  • Create avenues for immigrants who are currently inadmissible, including those who have criminal convictions, to apply for permission to gain legal status if they have lawfully present family in the US and can currently demonstrate good moral character.

 

Arrested and Deported After an Unpaid Ticket

“Alicia S.” came to the United States in 2000 without ­authorization. She found work at a hotel, married another unauthorized immigrant, and started a family. Her daughters, both US citizens, are now 11 and 9 years old. At age 5, her younger daughter’s kidneys began to fail. In 2009, ­Alicia’s husband was deported (she has not heard from him since). A year later, police stopped Alicia for pulling out of a parking lot without her lights on. Surrounded by ­several squad cars, she was arrested for not having paid a ticket for driving without insurance, while her daughters cried in the back seat.

That was the last time Alicia saw her daughters. After she spent two weeks in jail, a local judge ordered her released, saying it was wrong for her to be jailed for traffic violations. But immigration authorities then immediately arrested her, and she was deported to Mexico.

Alicia’s daughters are now in foster care. Soon after being deported, Alicia received word that her daughter had successfully received a kidney transplant. “I felt so much joy, I was so happy,” Alicia said, from the sitting room of a ­shelter in Mexico for dozens of women recently deported from the United States. “But I felt sad that I could not be in the hospital taking care of her.”

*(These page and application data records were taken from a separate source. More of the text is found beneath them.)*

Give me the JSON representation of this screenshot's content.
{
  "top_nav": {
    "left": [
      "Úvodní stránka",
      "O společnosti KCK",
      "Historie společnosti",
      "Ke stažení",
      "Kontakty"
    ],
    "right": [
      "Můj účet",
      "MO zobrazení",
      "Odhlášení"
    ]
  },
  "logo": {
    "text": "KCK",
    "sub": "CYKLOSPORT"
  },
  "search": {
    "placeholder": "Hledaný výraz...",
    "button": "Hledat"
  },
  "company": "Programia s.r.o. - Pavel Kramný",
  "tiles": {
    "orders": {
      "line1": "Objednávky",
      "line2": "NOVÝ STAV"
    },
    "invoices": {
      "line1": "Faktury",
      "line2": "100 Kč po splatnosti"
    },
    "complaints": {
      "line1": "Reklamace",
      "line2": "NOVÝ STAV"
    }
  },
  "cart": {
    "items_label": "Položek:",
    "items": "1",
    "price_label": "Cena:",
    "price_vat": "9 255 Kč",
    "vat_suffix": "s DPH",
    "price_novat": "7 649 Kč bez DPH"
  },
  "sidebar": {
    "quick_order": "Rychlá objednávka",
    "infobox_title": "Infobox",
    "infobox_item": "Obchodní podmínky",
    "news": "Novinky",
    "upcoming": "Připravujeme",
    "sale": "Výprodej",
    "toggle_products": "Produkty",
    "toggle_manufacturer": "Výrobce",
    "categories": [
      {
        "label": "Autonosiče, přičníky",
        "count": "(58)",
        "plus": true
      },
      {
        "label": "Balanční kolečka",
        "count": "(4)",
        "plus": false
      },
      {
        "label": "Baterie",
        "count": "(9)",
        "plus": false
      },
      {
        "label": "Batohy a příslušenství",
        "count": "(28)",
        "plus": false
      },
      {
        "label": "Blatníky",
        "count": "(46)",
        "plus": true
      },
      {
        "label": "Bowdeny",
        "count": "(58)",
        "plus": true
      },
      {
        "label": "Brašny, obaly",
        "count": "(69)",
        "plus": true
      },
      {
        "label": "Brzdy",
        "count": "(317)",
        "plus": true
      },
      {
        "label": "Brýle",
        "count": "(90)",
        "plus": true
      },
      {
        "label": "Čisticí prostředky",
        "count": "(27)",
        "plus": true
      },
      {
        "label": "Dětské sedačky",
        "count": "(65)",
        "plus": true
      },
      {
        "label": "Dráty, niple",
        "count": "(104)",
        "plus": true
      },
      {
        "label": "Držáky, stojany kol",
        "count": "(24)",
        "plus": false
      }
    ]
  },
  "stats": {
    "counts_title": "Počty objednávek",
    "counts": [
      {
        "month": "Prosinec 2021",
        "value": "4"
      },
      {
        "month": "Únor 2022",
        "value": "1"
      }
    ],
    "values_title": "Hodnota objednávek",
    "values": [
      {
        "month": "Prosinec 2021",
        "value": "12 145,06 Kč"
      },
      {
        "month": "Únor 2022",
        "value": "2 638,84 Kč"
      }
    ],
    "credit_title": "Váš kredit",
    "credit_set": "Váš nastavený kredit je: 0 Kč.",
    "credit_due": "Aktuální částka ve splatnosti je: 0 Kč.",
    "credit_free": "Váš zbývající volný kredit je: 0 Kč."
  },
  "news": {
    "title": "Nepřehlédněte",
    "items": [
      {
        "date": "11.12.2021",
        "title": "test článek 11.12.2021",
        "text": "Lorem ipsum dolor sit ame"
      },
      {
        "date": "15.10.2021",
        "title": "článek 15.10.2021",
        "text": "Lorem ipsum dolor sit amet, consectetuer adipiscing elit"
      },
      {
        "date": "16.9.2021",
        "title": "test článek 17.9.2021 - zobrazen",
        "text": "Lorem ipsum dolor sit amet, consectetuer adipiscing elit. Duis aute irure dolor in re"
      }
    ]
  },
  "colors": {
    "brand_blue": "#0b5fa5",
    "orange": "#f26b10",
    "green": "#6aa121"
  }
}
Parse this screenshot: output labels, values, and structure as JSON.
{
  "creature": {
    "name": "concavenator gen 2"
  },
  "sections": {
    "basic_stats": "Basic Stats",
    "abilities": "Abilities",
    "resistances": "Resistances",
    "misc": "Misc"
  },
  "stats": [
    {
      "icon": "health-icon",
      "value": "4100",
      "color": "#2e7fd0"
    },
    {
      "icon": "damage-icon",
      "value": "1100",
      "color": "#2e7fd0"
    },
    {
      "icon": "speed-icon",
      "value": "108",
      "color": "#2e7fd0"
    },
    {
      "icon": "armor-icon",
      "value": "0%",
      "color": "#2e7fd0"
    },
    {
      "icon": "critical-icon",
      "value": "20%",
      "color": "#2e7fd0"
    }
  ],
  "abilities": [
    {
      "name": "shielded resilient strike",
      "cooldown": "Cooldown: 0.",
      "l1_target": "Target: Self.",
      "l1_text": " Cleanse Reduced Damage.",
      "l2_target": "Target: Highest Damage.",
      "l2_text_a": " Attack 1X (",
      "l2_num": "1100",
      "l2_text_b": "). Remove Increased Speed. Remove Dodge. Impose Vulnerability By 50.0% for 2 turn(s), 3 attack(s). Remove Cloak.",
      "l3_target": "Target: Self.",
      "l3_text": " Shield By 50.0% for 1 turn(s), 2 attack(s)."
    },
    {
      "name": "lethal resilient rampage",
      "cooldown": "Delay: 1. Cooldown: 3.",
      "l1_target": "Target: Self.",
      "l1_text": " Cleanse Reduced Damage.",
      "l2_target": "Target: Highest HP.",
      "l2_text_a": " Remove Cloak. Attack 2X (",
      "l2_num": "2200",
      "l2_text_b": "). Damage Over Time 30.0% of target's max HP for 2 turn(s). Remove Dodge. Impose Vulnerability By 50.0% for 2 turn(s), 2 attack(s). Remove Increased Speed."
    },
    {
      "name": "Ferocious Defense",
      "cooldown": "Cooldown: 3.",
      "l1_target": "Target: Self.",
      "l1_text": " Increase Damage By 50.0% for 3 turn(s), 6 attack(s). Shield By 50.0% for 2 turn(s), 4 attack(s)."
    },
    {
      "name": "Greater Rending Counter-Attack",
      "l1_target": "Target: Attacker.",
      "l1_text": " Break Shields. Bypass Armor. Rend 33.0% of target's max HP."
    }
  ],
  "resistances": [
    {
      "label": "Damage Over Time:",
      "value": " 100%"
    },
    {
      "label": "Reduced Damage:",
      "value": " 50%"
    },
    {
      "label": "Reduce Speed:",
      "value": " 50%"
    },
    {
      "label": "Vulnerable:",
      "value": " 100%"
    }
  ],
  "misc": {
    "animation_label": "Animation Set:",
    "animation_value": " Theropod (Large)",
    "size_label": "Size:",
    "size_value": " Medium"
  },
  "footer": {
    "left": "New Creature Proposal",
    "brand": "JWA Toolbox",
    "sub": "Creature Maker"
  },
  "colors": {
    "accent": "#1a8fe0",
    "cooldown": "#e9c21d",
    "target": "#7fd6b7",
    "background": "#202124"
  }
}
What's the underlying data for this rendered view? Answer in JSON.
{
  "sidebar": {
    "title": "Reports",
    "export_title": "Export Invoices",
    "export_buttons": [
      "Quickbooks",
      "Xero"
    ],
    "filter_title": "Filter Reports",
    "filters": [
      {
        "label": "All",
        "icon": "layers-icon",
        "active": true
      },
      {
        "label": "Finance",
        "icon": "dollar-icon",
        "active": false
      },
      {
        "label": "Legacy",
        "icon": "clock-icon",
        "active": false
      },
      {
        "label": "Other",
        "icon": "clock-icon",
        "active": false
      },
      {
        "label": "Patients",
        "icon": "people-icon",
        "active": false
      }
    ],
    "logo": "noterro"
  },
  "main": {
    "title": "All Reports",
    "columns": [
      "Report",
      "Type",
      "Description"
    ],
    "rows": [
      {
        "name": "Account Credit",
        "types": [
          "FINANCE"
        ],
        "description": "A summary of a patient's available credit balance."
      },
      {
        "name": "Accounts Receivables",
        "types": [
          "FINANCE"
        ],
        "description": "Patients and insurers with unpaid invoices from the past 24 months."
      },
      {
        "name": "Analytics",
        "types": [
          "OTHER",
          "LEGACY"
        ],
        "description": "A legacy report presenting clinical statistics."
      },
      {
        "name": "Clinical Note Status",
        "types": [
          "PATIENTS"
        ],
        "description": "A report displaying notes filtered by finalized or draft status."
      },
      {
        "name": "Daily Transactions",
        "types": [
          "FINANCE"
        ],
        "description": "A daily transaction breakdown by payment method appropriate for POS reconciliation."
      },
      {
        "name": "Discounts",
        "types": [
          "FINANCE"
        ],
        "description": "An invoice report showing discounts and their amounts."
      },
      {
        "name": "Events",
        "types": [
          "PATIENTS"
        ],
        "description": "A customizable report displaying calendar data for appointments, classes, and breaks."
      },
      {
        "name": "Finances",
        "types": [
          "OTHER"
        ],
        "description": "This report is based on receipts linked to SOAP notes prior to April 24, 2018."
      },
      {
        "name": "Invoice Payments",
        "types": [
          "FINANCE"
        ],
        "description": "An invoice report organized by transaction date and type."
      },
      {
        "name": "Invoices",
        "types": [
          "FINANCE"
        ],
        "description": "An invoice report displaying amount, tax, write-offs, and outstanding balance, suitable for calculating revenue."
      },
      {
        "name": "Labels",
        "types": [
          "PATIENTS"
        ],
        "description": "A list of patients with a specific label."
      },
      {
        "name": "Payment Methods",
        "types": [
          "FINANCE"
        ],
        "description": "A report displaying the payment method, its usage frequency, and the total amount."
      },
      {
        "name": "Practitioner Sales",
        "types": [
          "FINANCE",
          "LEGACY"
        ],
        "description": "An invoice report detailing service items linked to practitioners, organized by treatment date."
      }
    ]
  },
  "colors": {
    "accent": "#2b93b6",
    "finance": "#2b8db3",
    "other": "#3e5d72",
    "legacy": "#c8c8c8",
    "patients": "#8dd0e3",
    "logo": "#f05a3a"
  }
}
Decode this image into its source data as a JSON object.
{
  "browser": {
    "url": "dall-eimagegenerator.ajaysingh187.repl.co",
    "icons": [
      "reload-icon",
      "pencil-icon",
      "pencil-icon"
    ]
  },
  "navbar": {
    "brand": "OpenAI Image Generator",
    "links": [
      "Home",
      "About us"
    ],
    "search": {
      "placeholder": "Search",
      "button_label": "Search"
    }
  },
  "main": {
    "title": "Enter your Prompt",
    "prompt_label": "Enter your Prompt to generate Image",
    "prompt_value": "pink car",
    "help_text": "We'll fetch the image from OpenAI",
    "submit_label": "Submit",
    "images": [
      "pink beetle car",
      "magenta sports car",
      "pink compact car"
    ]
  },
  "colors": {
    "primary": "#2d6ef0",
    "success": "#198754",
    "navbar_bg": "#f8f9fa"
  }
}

Alicia has tried to cross back into the US three times, but she was caught in the first two attempts, and in the last she got lost and turned back. She has been abandoned by smugglers without water and food, and she has spent three months in immigration detention and two weeks in federal jail. She also now has a criminal record for the federal ­misdemeanor of illegal entry. She said, “I begged the judge to forgive me, that I was desperate because of my ­daughters.” She has been told the conviction would make it almost impossible for her to get a visa now. But Alicia cannot imagine living without her daughters: “I have not lost the desire to try again.”

Human Rights Watch interview with Alicia S. (pseudonym), Tijuana, Mexico, October 17, 2012.

We Live Day to Day Praying that the Immigration Laws Will Change

“Chet,” 67, and his Taiwanese partner “Wei,” 59, have been committed partners for two decades, during most of which time Wei has lived in the US without legal status. As Chet told us, “We have lived together and been devoted to each other for the last 20 years and have tried every way possible to get him permanent residence.… Every possibility has been a dead end because of immigration laws against gay partners.… [Wei’s] mother passed away two years ago but he could not chance returning for the funeral for fear he would not get back in.” Now Chet fears that if he dies, Wei will be deported if he comes forward as an heir. “We live day to day praying that the immigration laws will change and we can live together in peace without the constant fear that something will happen that will cause his deportation.”

Email communication from “Chet” to Immigration Equality (names changed at his request), September 1, 2003, in Human Rights Watch/Immigration Equality, Family, Unvalued: Discrimination, Denial, and the Fate of Binational Same-Sex Couples under US Law, May 2, 2006, https://www.hrw.org/reports/2006/05/01/family-unvalued-0.

 

Human Rights Watch reports on related issues:

Turning Migrants Into Criminals: The Harmful Impact of US Border Prosecutions

Forced Apart: Families Separated and Immigrants Harmed by United States Deportation Policy

Forced Apart (By the Numbers): Noncitizens Deported Mostly for Nonviolent Offenses

Family, Unvalued: Discrimination, Denial, and the Fate of Binational Same-Sex Couples Under US Law

No Way to Live: Alabama’s Immigrant Law

 


[1] Human Rights Watch telephone interview with Victor Torres, criminal defense attorney in San Diego, California, June 29, 2012.